All social media are starting to look the same

Companies are always eyeing their competitors to see what works; that’s just market research. But copycatting on social media has led to platforms that look suspiciously similar, with fewer things that set them apart. But simply replicating a competitor’s big idea doesn’t always lead to replicating its success.

“I would say we've never seen a great ‘lift and shift’,” says Nicole Greene, an analyst at Gartner. When LinkedIn and Twitter adopted the stories format, it didn’t lead to a lot more engagement on those platforms, only more eyerolls. “The better strategy would be making it even better for your platform,” says Greene, by “tailoring these experiences to your audience.”

What’s your benefit in all this, you wonder?

As you can see, brands can leverage the benefits of stories to engage followers in an entirely different way. But is it more effective than posts?

That depends on your goals. If you want to create that sense of urgency and excitement with your content, then stories may be the way to go. However, if you want a more permanent solution for driving traffic to your site or establishing a presence on social media, then traditional posts may make the most sense.

You could also explore the benefits of using a combination of social media posts and social media stories to satisfy more than one goal and to serve different audiences within the same platform.

"If you want to create that sense of urgency and excitement with your content, then stories may be the way to go."

Eager to get started? Here are some of my personal tips!

To integrate stories into your social media marketing strategy, be prepared to:

  • Create a lot more content than you’re currently using;
  • Adapt your stories strategy for individualized, scalable content that’s relevant and engaging now, since stories are time-sensitive and in-the-moment;
  • Repurpose your stories content (if scalable) into regular posts on Instagram and other social media platforms. This will help you save time and money in the long run.

Stories perform best when you’re uploading a few at once. Create a mass amount of vertical video or photo content in advance, then post them strategically over a period of time, whether you choose to create a week’s worth of content or more.
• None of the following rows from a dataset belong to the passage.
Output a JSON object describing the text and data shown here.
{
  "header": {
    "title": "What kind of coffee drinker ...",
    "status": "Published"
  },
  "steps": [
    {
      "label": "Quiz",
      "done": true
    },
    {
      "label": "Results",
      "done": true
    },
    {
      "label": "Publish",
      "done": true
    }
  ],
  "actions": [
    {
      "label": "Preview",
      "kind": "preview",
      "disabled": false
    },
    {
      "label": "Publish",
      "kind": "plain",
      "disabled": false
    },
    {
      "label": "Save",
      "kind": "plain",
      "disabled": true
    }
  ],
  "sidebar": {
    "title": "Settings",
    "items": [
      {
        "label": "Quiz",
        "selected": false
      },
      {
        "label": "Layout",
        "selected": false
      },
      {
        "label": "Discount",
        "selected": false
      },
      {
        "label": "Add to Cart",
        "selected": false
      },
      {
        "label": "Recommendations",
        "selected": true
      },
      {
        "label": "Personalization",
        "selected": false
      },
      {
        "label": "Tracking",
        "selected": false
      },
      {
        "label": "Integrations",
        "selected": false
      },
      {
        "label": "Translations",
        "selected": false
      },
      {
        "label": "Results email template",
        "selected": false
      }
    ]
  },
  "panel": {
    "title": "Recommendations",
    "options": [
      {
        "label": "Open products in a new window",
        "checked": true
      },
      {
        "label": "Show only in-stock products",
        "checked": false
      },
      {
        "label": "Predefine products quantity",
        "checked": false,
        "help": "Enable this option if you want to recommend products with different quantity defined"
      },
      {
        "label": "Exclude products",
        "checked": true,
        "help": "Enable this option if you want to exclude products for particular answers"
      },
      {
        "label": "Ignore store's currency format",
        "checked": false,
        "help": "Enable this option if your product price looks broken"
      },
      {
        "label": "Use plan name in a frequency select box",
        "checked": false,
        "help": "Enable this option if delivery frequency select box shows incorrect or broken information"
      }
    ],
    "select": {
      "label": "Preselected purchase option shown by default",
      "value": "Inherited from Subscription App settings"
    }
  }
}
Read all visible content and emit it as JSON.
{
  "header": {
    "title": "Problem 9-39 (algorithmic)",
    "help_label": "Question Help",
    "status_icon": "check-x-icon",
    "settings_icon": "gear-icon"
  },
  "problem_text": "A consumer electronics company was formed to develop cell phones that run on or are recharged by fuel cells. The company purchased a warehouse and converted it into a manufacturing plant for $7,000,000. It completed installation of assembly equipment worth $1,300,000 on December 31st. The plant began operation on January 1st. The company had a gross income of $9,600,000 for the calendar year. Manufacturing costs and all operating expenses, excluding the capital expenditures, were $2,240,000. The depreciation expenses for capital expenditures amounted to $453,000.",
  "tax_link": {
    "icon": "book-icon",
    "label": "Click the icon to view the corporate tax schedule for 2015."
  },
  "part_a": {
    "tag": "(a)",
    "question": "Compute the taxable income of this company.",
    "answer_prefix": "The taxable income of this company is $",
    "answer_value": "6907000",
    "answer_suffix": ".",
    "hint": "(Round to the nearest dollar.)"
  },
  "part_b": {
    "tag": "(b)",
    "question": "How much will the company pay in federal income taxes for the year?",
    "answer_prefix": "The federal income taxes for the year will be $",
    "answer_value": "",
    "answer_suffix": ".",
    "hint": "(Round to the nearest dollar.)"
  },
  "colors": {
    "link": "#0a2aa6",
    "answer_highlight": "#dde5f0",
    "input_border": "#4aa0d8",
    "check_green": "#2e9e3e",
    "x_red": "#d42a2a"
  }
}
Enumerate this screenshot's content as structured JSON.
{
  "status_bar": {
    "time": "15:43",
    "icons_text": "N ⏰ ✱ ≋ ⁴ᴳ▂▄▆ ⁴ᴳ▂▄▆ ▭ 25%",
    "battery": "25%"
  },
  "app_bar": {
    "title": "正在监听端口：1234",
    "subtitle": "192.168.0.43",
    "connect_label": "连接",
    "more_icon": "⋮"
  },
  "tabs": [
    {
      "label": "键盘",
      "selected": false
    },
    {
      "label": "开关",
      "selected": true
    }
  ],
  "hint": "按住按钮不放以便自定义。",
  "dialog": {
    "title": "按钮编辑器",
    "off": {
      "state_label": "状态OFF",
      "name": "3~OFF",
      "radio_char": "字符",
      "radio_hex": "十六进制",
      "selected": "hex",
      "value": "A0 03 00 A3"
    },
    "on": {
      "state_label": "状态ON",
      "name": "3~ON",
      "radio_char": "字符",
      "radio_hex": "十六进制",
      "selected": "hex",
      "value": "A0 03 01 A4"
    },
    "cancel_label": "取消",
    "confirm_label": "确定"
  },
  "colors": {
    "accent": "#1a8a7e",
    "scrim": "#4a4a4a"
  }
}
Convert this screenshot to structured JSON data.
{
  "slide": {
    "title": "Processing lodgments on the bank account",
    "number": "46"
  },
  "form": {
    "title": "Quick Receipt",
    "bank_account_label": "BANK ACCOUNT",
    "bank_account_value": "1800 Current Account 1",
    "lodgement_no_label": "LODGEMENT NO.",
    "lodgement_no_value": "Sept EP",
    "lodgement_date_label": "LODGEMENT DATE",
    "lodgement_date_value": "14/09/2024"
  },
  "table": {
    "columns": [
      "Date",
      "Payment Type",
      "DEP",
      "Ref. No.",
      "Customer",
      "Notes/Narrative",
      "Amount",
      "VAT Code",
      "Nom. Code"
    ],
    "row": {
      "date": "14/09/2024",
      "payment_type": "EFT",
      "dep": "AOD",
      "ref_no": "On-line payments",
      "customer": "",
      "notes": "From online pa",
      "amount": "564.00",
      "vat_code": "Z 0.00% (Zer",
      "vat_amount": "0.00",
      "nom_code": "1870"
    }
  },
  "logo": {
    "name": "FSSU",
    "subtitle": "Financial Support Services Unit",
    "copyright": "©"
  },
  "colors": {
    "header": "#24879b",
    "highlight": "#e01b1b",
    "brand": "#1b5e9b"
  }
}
We'll share this blog as a story on our own social media and keep you informed of the results!